    For most of the first week i lived on hand-rolled smokes, starbursts and altoids. But then i figured it out and was more brazen and confident for it in most all endeavors. You will be too.

  5. Keep sweeping, Sara. That’s exactly the kind of strength of character that is so, so valuable and so, so admirable. That’s exactly why you’re awesome.

    Your series has been great. I’m thankful that you’ve taken us with you on your adventures (and misadventures) in Rwanda.

  6. Seconding Lex in his near-promise that this will end up being one of those stories you love to tell, although it make take a while. Kudos to you for your resolve in the face of adversity!
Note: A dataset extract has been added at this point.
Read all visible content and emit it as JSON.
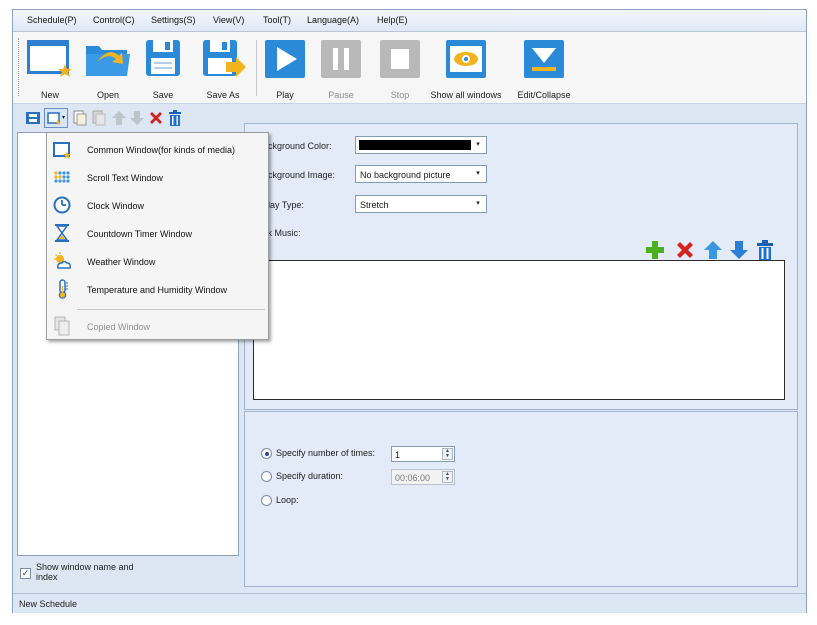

  7. Another bright side: I learned the magic trick that now makes the toilet flush on a regular basis.

    Thank you all for the feedback. It’s always nice to hear about other travel experiences…Lex, your hand-rolled smokes, starbursts and altoids were my cashews, leftover smushed Cliff bars and boiled tap water.

    And I must say, the one thing I kept reminding myself of that week was “at least this will be a story to tell.”

  8. What an amazing story. I’m with Lex. This is one of those experiences you will recount again and again over the years. In some sense, this is why we travel, isn’t it? It’s the challenge of making your way in an environment that’s way outside your comfort zone, whether that’s figuring out how to use public transportation when you can’t read the signs, or finding clean food and water when you know they’re in short supply.

    Good for you for pushing through. It’s a great story.

  9. And I am really proud she is my daughter. Trust me, it is really easy being her parent, well except for when she doesn’t stop talking and I want to go to bed! :}

    Thanks for being an inspiration to all of us, Sara! And thanks for supporting her, Scholars & Rogues readers.


  10. This is likely to late to help, but the Bank of Kigali only about a 10 minute walk from City Center is really reliable for the ATM. It accepts everything but Discover, and to get there is 250 RWF if you take the mini bus (taxi) from the Minister bus stop in Kaciyru. You’ve likely already figured this out, but that might be helpful anyway!